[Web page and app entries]
>>>

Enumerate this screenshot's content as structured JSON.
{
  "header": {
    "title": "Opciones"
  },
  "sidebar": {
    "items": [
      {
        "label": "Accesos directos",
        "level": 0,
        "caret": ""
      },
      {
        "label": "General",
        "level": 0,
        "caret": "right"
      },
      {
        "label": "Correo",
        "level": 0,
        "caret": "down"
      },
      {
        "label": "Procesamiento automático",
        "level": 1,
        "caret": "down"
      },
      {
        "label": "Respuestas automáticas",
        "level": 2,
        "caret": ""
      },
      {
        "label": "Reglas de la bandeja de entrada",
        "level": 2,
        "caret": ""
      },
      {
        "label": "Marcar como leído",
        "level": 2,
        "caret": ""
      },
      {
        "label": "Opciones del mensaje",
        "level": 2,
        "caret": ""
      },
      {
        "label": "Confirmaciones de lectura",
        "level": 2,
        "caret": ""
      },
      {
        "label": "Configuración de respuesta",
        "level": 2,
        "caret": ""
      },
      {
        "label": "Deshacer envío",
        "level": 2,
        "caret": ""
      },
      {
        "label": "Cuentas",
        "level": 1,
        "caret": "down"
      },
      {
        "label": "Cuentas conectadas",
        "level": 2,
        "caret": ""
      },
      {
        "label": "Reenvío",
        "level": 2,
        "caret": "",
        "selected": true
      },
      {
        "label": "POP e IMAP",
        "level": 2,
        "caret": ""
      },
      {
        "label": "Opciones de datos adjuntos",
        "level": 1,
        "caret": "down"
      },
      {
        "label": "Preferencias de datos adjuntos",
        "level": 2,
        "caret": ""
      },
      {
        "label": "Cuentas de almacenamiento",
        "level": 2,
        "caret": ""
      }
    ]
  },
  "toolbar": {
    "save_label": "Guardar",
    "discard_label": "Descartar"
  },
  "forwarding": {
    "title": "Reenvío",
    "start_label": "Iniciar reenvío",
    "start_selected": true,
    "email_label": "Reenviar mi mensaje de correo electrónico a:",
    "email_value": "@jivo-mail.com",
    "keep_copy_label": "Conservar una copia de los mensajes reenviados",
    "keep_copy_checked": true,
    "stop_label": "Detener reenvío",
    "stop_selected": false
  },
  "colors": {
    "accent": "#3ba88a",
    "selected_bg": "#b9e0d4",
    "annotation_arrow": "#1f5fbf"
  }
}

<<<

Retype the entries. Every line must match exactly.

Enumerate this screenshot's content as structured JSON.
{
  "header": {
    "title": "Opciones"
  },
  "sidebar": {
    "items": [
      {
        "label": "Accesos directos",
        "level": 0,
        "caret": ""
      },
      {
        "label": "General",
        "level": 0,
        "caret": "right"
      },
      {
        "label": "Correo",
        "level": 0,
        "caret": "down"
      },
      {
        "label": "Procesamiento automático",
        "level": 1,
        "caret": "down"
      },
      {
        "label": "Respuestas automáticas",
        "level": 2,
        "caret": ""
      },
      {
        "label": "Reglas de la bandeja de entrada",
        "level": 2,
        "caret": ""
      },
      {
        "label": "Marcar como leído",
        "level": 2,
        "caret": ""
      },
      {
        "label": "Opciones del mensaje",
        "level": 2,
        "caret": ""
      },
      {
        "label": "Confirmaciones de lectura",
        "level": 2,
        "caret": ""
      },
      {
        "label": "Configuración de respuesta",
        "level": 2,
        "caret": ""
      },
      {
        "label": "Deshacer envío",
        "level": 2,
        "caret": ""
      },
      {
        "label": "Cuentas",
        "level": 1,
        "caret": "down"
      },
      {
        "label": "Cuentas conectadas",
        "level": 2,
        "caret": ""
      },
      {
        "label": "Reenvío",
        "level": 2,
        "caret": "",
        "selected": true
      },
      {
        "label": "POP e IMAP",
        "level": 2,
        "caret": ""
      },
      {
        "label": "Opciones de datos adjuntos",
        "level": 1,
        "caret": "down"
      },
      {
        "label": "Preferencias de datos adjuntos",
        "level": 2,
        "caret": ""
      },
      {
        "label": "Cuentas de almacenamiento",
        "level": 2,
        "caret": ""
      }
    ]
  },
  "toolbar": {
    "save_label": "Guardar",
    "discard_label": "Descartar"
  },
  "forwarding": {
    "title": "Reenvío",
    "start_label": "Iniciar reenvío",
    "start_selected": true,
    "email_label": "Reenviar mi mensaje de correo electrónico a:",
    "email_value": "@jivo-mail.com",
    "keep_copy_label": "Conservar una copia de los mensajes reenviados",
    "keep_copy_checked": true,
    "stop_label": "Detener reenvío",
    "stop_selected": false
  },
  "colors": {
    "accent": "#3ba88a",
    "selected_bg": "#b9e0d4",
    "annotation_arrow": "#1f5fbf"
  }
}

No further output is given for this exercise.